Has anyone checked out the sort of things that go on in lvick’s lab? And what did you find in the case where you dropped two, lvick? No, if you haven’t tried that yet, I’ll pass on the answer.

Ray (How high do bouncin’ baby boys bounce anyhow – on rubber baby buggy bumpers, that is?)

Perhaps I should clarify: I meant people who have never experienced sight.

While a fear of heights may be instictual, wouldn’t it preclude sightless people since they wouldn’t have a grasp of the visual experience?


Cedar Point is sooo great.

Some of the great coasters:
Magnum (already mentioned big mama coaster)
Raptor (7 complete flips at 70 mph) huge lines but it’s worth it.
Corkscrew (only 3 flips but was a pioneer in it’s day)
Mean Streak - largest all-wood roller coaster (ouch, makes my back hurt)
Blue Streak - another smaller coaster but actually delivers some fun negative g’s.
also: Gemini, Mantis, Iron Dragon
plus: Wildcat and other carnival-type rides, water rides…

waahhh…I wanna go!

Nickrz, Yes! Cedar Pointe is well worth the drive from Chicago! It will blow away any other amusement park you’ve been to. If you want something pretty cool, stay at the hotel or campground right on site: it’s on Lake Erie so you’ve got the beach right there. I’ve been to Disneyland/World/6 Flags-Magic Mountain and Cedar Pointe beats them all!
The only ride I won’t ride there anymore is Demon Drop. 100(?) feet straight up in this open little elevator like thing and then they drop you. First time I couldn’t breathe I was so scared. Went on it at another visit and I’ve decided there’s no reason to torture myself like that.

And can it be that in a world so full and busy, the loss
of one weak creature makes a void in any heart, so
wide and deep that nothing but the width and depth
of vast eternity can fill it up!
-Charles Dickens “Dombey and Son”

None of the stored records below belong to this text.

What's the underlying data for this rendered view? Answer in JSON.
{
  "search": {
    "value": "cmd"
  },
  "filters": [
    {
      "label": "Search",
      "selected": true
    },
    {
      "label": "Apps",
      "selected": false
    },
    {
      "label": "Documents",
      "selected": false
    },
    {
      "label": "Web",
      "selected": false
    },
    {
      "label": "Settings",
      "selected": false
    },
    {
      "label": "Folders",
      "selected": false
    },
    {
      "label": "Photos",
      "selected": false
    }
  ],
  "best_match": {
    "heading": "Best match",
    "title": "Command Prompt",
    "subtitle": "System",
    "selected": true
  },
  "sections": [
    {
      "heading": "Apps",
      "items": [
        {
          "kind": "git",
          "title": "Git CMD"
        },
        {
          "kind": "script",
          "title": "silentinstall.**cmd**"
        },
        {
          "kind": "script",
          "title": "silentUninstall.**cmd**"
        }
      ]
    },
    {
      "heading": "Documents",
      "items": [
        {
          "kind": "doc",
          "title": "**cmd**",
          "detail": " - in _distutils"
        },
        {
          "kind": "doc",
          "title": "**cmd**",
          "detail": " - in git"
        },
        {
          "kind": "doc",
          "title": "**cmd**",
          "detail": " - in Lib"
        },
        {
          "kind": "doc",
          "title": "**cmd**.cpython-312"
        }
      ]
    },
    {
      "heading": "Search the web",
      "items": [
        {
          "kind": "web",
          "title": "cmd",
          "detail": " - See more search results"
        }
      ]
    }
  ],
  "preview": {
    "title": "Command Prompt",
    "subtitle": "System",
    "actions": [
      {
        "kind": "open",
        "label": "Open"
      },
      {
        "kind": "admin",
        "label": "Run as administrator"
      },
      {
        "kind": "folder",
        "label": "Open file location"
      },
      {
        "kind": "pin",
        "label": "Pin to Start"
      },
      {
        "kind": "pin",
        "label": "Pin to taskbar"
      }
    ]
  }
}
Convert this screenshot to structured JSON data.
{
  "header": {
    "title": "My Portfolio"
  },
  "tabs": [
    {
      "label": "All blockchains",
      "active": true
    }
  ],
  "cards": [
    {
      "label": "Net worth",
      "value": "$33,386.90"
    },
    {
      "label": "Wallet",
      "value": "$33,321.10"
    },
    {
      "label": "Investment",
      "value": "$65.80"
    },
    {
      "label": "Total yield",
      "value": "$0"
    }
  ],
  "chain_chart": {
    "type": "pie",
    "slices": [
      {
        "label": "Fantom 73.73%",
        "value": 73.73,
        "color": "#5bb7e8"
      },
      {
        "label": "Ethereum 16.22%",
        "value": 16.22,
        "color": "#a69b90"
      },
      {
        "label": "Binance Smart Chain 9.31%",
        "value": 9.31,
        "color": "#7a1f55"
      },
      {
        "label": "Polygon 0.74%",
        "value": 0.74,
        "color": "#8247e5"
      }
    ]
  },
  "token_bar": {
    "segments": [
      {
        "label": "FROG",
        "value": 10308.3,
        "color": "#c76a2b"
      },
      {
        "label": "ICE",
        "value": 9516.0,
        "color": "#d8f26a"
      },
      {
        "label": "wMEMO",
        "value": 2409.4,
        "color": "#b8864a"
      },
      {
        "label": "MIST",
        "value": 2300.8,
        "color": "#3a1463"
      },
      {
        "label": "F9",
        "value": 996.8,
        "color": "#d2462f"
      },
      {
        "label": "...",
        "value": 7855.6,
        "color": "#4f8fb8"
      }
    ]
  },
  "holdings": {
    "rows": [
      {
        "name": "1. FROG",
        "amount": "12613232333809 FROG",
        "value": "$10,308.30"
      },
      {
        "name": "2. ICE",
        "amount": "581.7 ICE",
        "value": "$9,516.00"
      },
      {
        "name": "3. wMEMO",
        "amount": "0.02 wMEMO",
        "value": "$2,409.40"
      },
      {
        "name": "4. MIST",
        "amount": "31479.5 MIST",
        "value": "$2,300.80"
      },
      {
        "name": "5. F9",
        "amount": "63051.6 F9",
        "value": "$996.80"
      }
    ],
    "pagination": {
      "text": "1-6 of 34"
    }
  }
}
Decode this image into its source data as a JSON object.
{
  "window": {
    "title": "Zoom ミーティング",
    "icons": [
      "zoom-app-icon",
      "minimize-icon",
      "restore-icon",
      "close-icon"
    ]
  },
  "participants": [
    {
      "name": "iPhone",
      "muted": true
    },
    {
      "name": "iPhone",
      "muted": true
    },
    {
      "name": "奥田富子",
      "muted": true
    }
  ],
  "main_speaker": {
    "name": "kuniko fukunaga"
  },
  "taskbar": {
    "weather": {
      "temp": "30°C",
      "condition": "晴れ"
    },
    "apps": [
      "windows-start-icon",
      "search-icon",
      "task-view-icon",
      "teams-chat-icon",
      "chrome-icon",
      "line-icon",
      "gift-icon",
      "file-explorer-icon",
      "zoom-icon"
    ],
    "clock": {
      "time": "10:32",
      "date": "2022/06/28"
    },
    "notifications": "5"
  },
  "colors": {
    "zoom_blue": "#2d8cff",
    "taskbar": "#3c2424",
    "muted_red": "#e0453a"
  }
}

Cedar Point is “operated” (whatever that means) by a company called Cedar Fair L.P. They own/manage several other parks besides Cedar Point: Knott’s Berry Farm, Dorney Park, Valleyfair, and Worlds of Fun.

Their current scheme seems to be: find something cool at one park; build a clone of it at all the others.

Their website has entries for all the parks they operate. Compare the stats for the Magnum, Steel Force, Wild Thing and Mamba to see what I mean. They’re not quite identical, but they’re certainly close (and three of the four were designed by the same company).